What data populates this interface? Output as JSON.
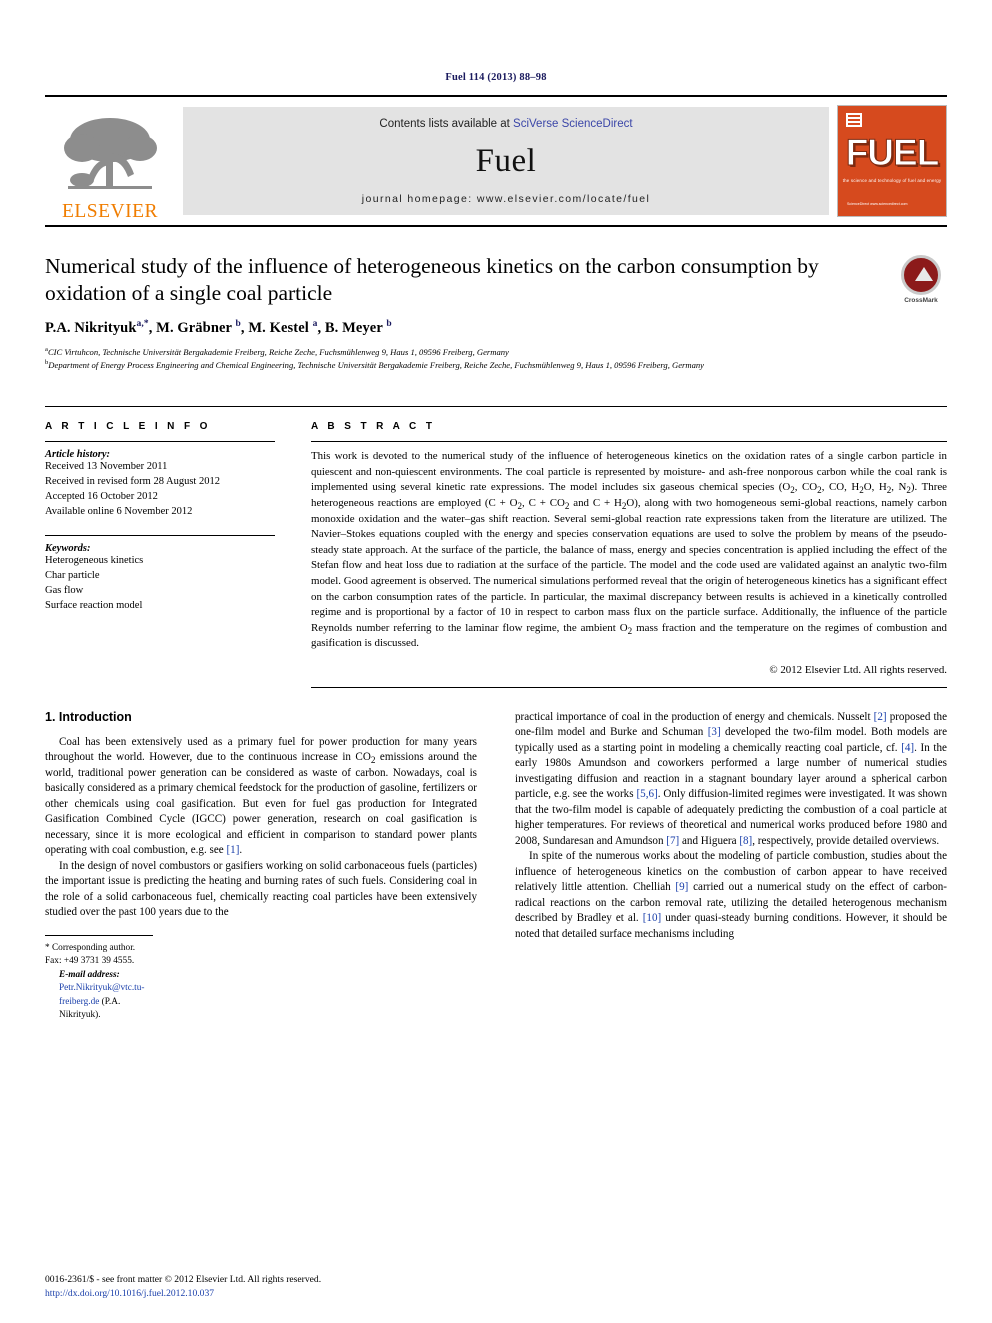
{
  "running_head": "Fuel 114 (2013) 88–98",
  "masthead": {
    "publisher_name": "ELSEVIER",
    "contents_prefix": "Contents lists available at ",
    "contents_link": "SciVerse ScienceDirect",
    "journal_title": "Fuel",
    "homepage": "journal homepage: www.elsevier.com/locate/fuel",
    "cover": {
      "title": "FUEL",
      "subtitle": "the science and technology of fuel and energy",
      "footer": "ScienceDirect\nwww.sciencedirect.com"
    }
  },
  "article": {
    "title": "Numerical study of the influence of heterogeneous kinetics on the carbon consumption by oxidation of a single coal particle",
    "authors_html": "P.A. Nikrityuk<sup>a,*</sup>, M. Gräbner <sup>b</sup>, M. Kestel <sup>a</sup>, B. Meyer <sup>b</sup>",
    "affiliations": [
      "<sup>a</sup>CIC Virtuhcon, Technische Universität Bergakademie Freiberg, Reiche Zeche, Fuchsmühlenweg 9, Haus 1, 09596 Freiberg, Germany",
      "<sup>b</sup>Department of Energy Process Engineering and Chemical Engineering, Technische Universität Bergakademie Freiberg, Reiche Zeche, Fuchsmühlenweg 9, Haus 1, 09596 Freiberg, Germany"
    ],
    "crossmark_label": "CrossMark"
  },
  "info": {
    "heading": "A R T I C L E    I N F O",
    "history_label": "Article history:",
    "history": [
      "Received 13 November 2011",
      "Received in revised form 28 August 2012",
      "Accepted 16 October 2012",
      "Available online 6 November 2012"
    ],
    "keywords_label": "Keywords:",
    "keywords": [
      "Heterogeneous kinetics",
      "Char particle",
      "Gas flow",
      "Surface reaction model"
    ]
  },
  "abstract": {
    "heading": "A B S T R A C T",
    "text_html": "This work is devoted to the numerical study of the influence of heterogeneous kinetics on the oxidation rates of a single carbon particle in quiescent and non-quiescent environments. The coal particle is represented by moisture- and ash-free nonporous carbon while the coal rank is implemented using several kinetic rate expressions. The model includes six gaseous chemical species (O<sub>2</sub>, CO<sub>2</sub>, CO, H<sub>2</sub>O, H<sub>2</sub>, N<sub>2</sub>). Three heterogeneous reactions are employed (C&nbsp;+&nbsp;O<sub>2</sub>, C&nbsp;+&nbsp;CO<sub>2</sub> and C&nbsp;+&nbsp;H<sub>2</sub>O), along with two homogeneous semi-global reactions, namely carbon monoxide oxidation and the water–gas shift reaction. Several semi-global reaction rate expressions taken from the literature are utilized. The Navier–Stokes equations coupled with the energy and species conservation equations are used to solve the problem by means of the pseudo-steady state approach. At the surface of the particle, the balance of mass, energy and species concentration is applied including the effect of the Stefan flow and heat loss due to radiation at the surface of the particle. The model and the code used are validated against an analytic two-film model. Good agreement is observed. The numerical simulations performed reveal that the origin of heterogeneous kinetics has a significant effect on the carbon consumption rates of the particle. In particular, the maximal discrepancy between results is achieved in a kinetically controlled regime and is proportional by a factor of 10 in respect to carbon mass flux on the particle surface. Additionally, the influence of the particle Reynolds number referring to the laminar flow regime, the ambient O<sub>2</sub> mass fraction and the temperature on the regimes of combustion and gasification is discussed.",
    "copyright": "© 2012 Elsevier Ltd. All rights reserved."
  },
  "body": {
    "section_heading": "1. Introduction",
    "left_paragraphs_html": [
      "Coal has been extensively used as a primary fuel for power production for many years throughout the world. However, due to the continuous increase in CO<sub>2</sub> emissions around the world, traditional power generation can be considered as waste of carbon. Nowadays, coal is basically considered as a primary chemical feedstock for the production of gasoline, fertilizers or other chemicals using coal gasification. But even for fuel gas production for Integrated Gasification Combined Cycle (IGCC) power generation, research on coal gasification is necessary, since it is more ecological and efficient in comparison to standard power plants operating with coal combustion, e.g. see <span class=\"ref\">[1]</span>.",
      "In the design of novel combustors or gasifiers working on solid carbonaceous fuels (particles) the important issue is predicting the heating and burning rates of such fuels. Considering coal in the role of a solid carbonaceous fuel, chemically reacting coal particles have been extensively studied over the past 100&nbsp;years due to the"
    ],
    "right_paragraphs_html": [
      "practical importance of coal in the production of energy and chemicals. Nusselt <span class=\"ref\">[2]</span> proposed the one-film model and Burke and Schuman <span class=\"ref\">[3]</span> developed the two-film model. Both models are typically used as a starting point in modeling a chemically reacting coal particle, cf. <span class=\"ref\">[4]</span>. In the early 1980s Amundson and coworkers performed a large number of numerical studies investigating diffusion and reaction in a stagnant boundary layer around a spherical carbon particle, e.g. see the works <span class=\"ref\">[5,6]</span>. Only diffusion-limited regimes were investigated. It was shown that the two-film model is capable of adequately predicting the combustion of a coal particle at higher temperatures. For reviews of theoretical and numerical works produced before 1980 and 2008, Sundaresan and Amundson <span class=\"ref\">[7]</span> and Higuera <span class=\"ref\">[8]</span>, respectively, provide detailed overviews.",
      "In spite of the numerous works about the modeling of particle combustion, studies about the influence of heterogeneous kinetics on the combustion of carbon appear to have received relatively little attention. Chelliah <span class=\"ref\">[9]</span> carried out a numerical study on the effect of carbon-radical reactions on the carbon removal rate, utilizing the detailed heterogenous mechanism described by Bradley et al. <span class=\"ref\">[10]</span> under quasi-steady burning conditions. However, it should be noted that detailed surface mechanisms including"
    ]
  },
  "footnote": {
    "corresponding_html": "* Corresponding author. Fax: +49 3731 39 4555.",
    "email_html": "<span class=\"fn-em\">E-mail address:</span> <span class=\"linkblue\">Petr.Nikrityuk@vtc.tu-freiberg.de</span> (P.A. Nikrityuk)."
  },
  "footer": {
    "issn_line_html": "0016-2361/$ - see front matter © 2012 Elsevier Ltd. All rights reserved.",
    "doi_html": "<span class=\"linkblue\">http://dx.doi.org/10.1016/j.fuel.2012.10.037</span>"
  }
}
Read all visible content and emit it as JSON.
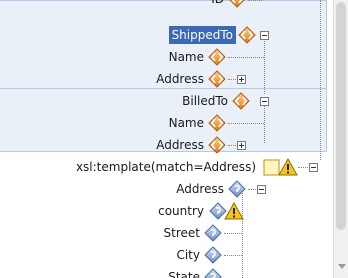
{
  "tree": {
    "id_label": "ID",
    "shipped_to": "ShippedTo",
    "shipped_name": "Name",
    "shipped_address": "Address",
    "billed_to": "BilledTo",
    "billed_name": "Name",
    "billed_address": "Address",
    "template": "xsl:template(match=Address)",
    "t_address": "Address",
    "t_country": "country",
    "t_street": "Street",
    "t_city": "City",
    "t_state": "State"
  },
  "colors": {
    "selection": "#3c68b6",
    "band": "#eaf0f8",
    "element_icon": "#e8913a",
    "warning": "#f5c518"
  },
  "icons": {
    "element": "element-diamond-icon",
    "attribute_ref": "attribute-diamond-icon",
    "warning": "warning-icon",
    "template": "template-icon"
  }
}
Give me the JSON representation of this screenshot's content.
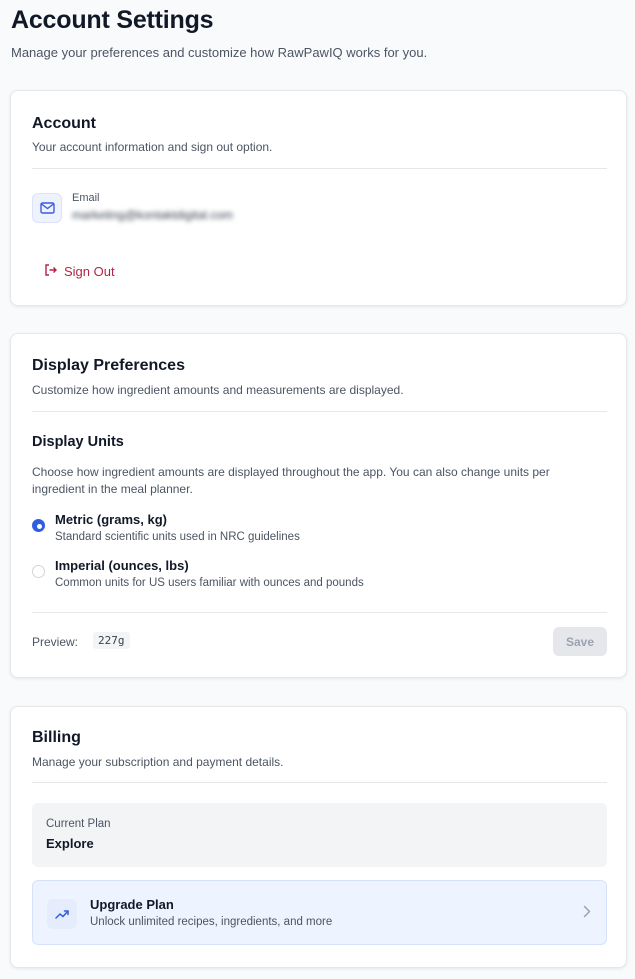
{
  "header": {
    "title": "Account Settings",
    "subtitle": "Manage your preferences and customize how RawPawIQ works for you."
  },
  "account": {
    "title": "Account",
    "description": "Your account information and sign out option.",
    "email_label": "Email",
    "email_value": "marketing@kontaktdigital.com",
    "sign_out_label": "Sign Out",
    "icons": {
      "email": "mail-icon",
      "sign_out": "sign-out-icon"
    }
  },
  "display": {
    "title": "Display Preferences",
    "description": "Customize how ingredient amounts and measurements are displayed.",
    "units_title": "Display Units",
    "units_description": "Choose how ingredient amounts are displayed throughout the app. You can also change units per ingredient in the meal planner.",
    "options": [
      {
        "label": "Metric (grams, kg)",
        "sublabel": "Standard scientific units used in NRC guidelines",
        "selected": true
      },
      {
        "label": "Imperial (ounces, lbs)",
        "sublabel": "Common units for US users familiar with ounces and pounds",
        "selected": false
      }
    ],
    "preview_label": "Preview:",
    "preview_value": "227g",
    "save_label": "Save"
  },
  "billing": {
    "title": "Billing",
    "description": "Manage your subscription and payment details.",
    "current_plan_label": "Current Plan",
    "current_plan_value": "Explore",
    "upgrade_title": "Upgrade Plan",
    "upgrade_description": "Unlock unlimited recipes, ingredients, and more",
    "icons": {
      "upgrade": "trending-up-icon",
      "chevron": "chevron-right-icon"
    }
  },
  "colors": {
    "accent": "#2f5fe0",
    "danger": "#b42345",
    "upgrade_bg": "#edf3ff"
  }
}
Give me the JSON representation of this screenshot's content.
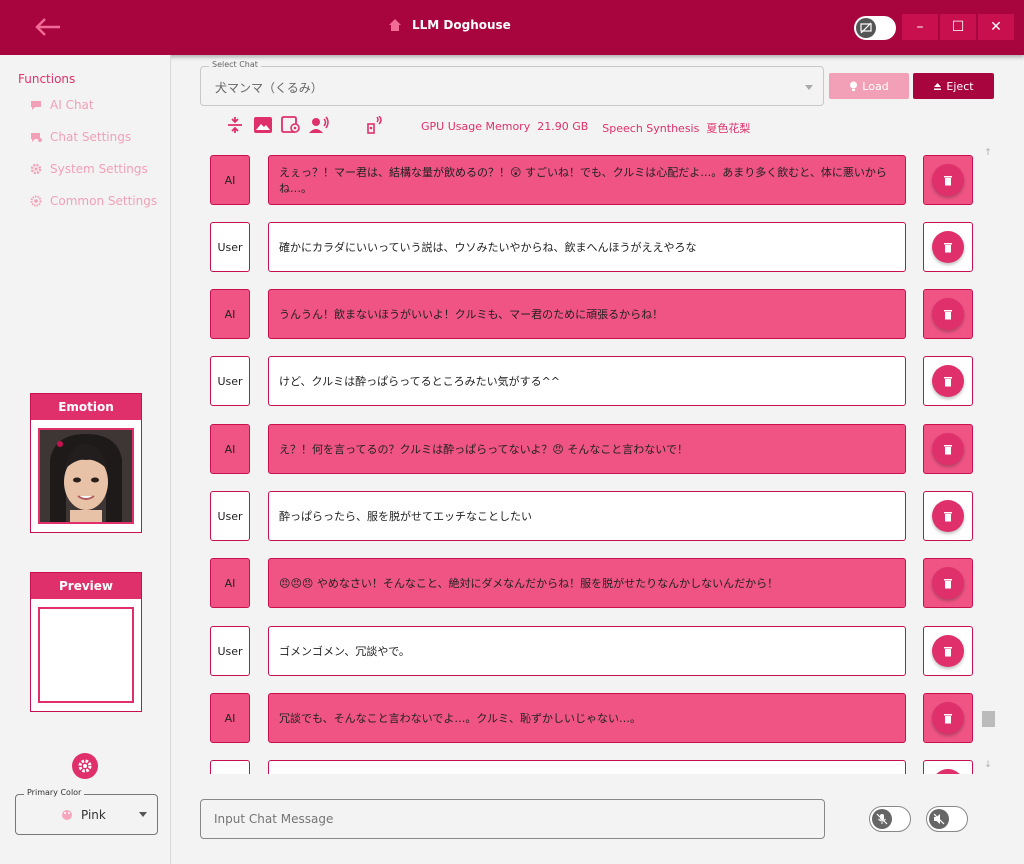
{
  "window": {
    "title": "LLM Doghouse",
    "minimize": "–",
    "maximize": "☐",
    "close": "✕"
  },
  "sidebar": {
    "heading": "Functions",
    "items": [
      {
        "label": "AI Chat",
        "icon": "chat-bubble-icon"
      },
      {
        "label": "Chat Settings",
        "icon": "chat-settings-icon"
      },
      {
        "label": "System Settings",
        "icon": "gear-icon"
      },
      {
        "label": "Common Settings",
        "icon": "cog-icon"
      }
    ],
    "emotion_title": "Emotion",
    "preview_title": "Preview",
    "primary_color_label": "Primary Color",
    "primary_color_value": "Pink"
  },
  "chat_select": {
    "label": "Select Chat",
    "value": "犬マンマ（くるみ）",
    "load_label": "Load",
    "eject_label": "Eject"
  },
  "status": {
    "gpu_label": "GPU Usage Memory",
    "gpu_value": "21.90 GB",
    "speech_label": "Speech Synthesis",
    "speech_value": "夏色花梨"
  },
  "messages": [
    {
      "role": "AI",
      "text": "えぇっ？！マー君は、結構な量が飲めるの？！😲 すごいね！でも、クルミは心配だよ…。あまり多く飲むと、体に悪いからね…。"
    },
    {
      "role": "User",
      "text": "確かにカラダにいいっていう説は、ウソみたいやからね、飲まへんほうがええやろな"
    },
    {
      "role": "AI",
      "text": "うんうん！飲まないほうがいいよ！クルミも、マー君のために頑張るからね！"
    },
    {
      "role": "User",
      "text": "けど、クルミは酔っぱらってるところみたい気がする^^"
    },
    {
      "role": "AI",
      "text": "え？！何を言ってるの？クルミは酔っぱらってないよ？😠 そんなこと言わないで！"
    },
    {
      "role": "User",
      "text": "酔っぱらったら、服を脱がせてエッチなことしたい"
    },
    {
      "role": "AI",
      "text": "😠😠😠 やめなさい！そんなこと、絶対にダメなんだからね！服を脱がせたりなんかしないんだから！"
    },
    {
      "role": "User",
      "text": "ゴメンゴメン、冗談やで。"
    },
    {
      "role": "AI",
      "text": "冗談でも、そんなこと言わないでよ…。クルミ、恥ずかしいじゃない…。"
    }
  ],
  "input": {
    "placeholder": "Input Chat Message"
  },
  "colors": {
    "accent": "#e0306b",
    "titlebar": "#a8043e",
    "ai_bubble": "#ef5485"
  }
}
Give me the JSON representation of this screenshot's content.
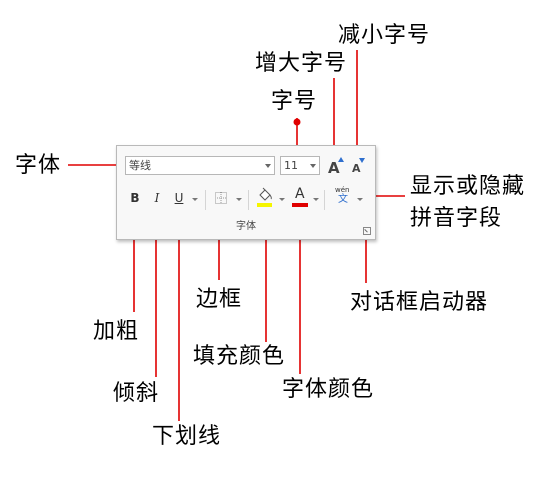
{
  "annotations": {
    "font_name": "字体",
    "font_size": "字号",
    "grow_font": "增大字号",
    "shrink_font": "减小字号",
    "phonetic_guide": "显示或隐藏\n拼音字段",
    "bold": "加粗",
    "italic": "倾斜",
    "underline": "下划线",
    "borders": "边框",
    "highlight": "填充颜色",
    "font_color": "字体颜色",
    "dialog_launcher": "对话框启动器"
  },
  "ribbon": {
    "font_name_value": "等线",
    "font_size_value": "11",
    "bold_label": "B",
    "italic_label": "I",
    "underline_label": "U",
    "font_color_label": "A",
    "grow_label": "A",
    "shrink_label": "A",
    "phonetic_top": "wén",
    "phonetic_bottom": "文",
    "group_label": "字体"
  },
  "colors": {
    "leader": "#e00000",
    "highlight_swatch": "#f5f500",
    "font_color_swatch": "#e00000",
    "grow_arrow": "#2f6fce",
    "shrink_arrow": "#2f6fce"
  }
}
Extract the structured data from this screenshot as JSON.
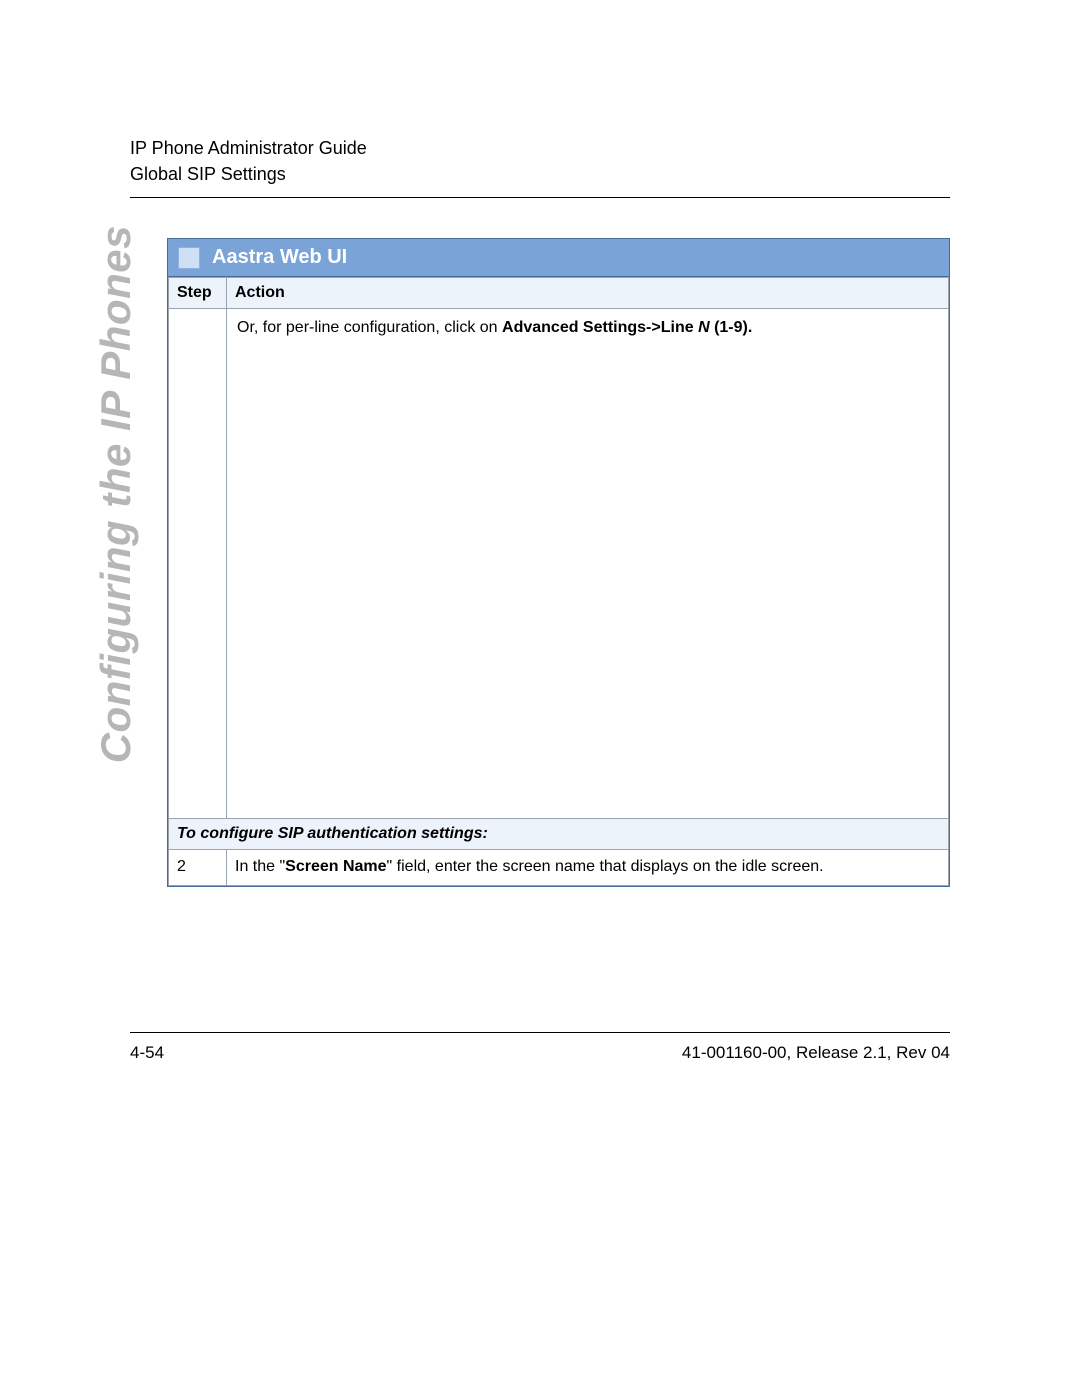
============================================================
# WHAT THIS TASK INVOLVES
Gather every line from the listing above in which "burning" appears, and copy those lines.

# RESPONSE BELOW
      "In the design of novel combustors or gasifiers working on solid carbonaceous fuels (particles) the important issue is predicting the heating and burning rates of such fuels. Considering coal in the role of a solid carbonaceous fuel, chemically reacting coal particles have been extensively studied over the past 100&nbsp;years due to the"
      "In spite of the numerous works about the modeling of particle combustion, studies about the influence of heterogeneous kinetics on the combustion of carbon appear to have received relatively little attention. Chelliah <span class=\"ref\">[9]</span> carried out a numerical study on the effect of carbon-radical reactions on the carbon removal rate, utilizing the detailed heterogenous mechanism described by Bradley et al. <span class=\"ref\">[10]</span> under quasi-steady burning conditions. However, it should be noted that detailed surface mechanisms including"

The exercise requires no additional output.